(WHAT THE TASK ASKS) Leaving out all pictures, return the records word for word.
═════ MATERIAL PROVIDED
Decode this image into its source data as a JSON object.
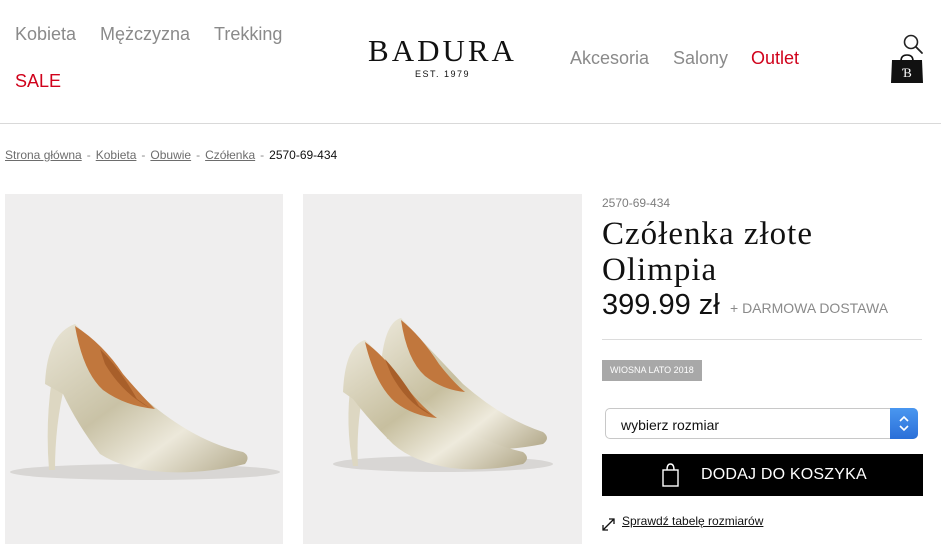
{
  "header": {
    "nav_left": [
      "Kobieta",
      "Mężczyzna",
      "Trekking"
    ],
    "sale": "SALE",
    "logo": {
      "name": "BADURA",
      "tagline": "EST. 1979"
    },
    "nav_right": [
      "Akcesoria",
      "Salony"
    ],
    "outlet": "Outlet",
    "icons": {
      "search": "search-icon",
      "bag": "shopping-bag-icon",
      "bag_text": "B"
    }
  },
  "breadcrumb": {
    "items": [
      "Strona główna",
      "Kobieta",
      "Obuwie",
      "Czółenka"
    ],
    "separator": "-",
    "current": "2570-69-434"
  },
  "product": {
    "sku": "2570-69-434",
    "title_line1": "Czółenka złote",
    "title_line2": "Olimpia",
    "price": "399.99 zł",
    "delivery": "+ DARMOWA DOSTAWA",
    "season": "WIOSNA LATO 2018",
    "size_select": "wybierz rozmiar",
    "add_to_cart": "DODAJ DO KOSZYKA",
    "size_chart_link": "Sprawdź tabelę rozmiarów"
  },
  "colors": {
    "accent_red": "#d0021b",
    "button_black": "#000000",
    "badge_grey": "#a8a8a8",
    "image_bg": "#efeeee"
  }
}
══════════
(REPLY TO THE EXERCISE)
Decode this image into its source data as a JSON object.
{
  "header": {
    "nav_left": [
      "Kobieta",
      "Mężczyzna",
      "Trekking"
    ],
    "sale": "SALE",
    "logo": {
      "name": "BADURA",
      "tagline": "EST. 1979"
    },
    "nav_right": [
      "Akcesoria",
      "Salony"
    ],
    "outlet": "Outlet",
    "icons": {
      "search": "search-icon",
      "bag": "shopping-bag-icon",
      "bag_text": "B"
    }
  },
  "breadcrumb": {
    "items": [
      "Strona główna",
      "Kobieta",
      "Obuwie",
      "Czółenka"
    ],
    "separator": "-",
    "current": "2570-69-434"
  },
  "product": {
    "sku": "2570-69-434",
    "title_line1": "Czółenka złote",
    "title_line2": "Olimpia",
    "price": "399.99 zł",
    "delivery": "+ DARMOWA DOSTAWA",
    "season": "WIOSNA LATO 2018",
    "size_select": "wybierz rozmiar",
    "add_to_cart": "DODAJ DO KOSZYKA",
    "size_chart_link": "Sprawdź tabelę rozmiarów"
  },
  "colors": {
    "accent_red": "#d0021b",
    "button_black": "#000000",
    "badge_grey": "#a8a8a8",
    "image_bg": "#efeeee"
  }
}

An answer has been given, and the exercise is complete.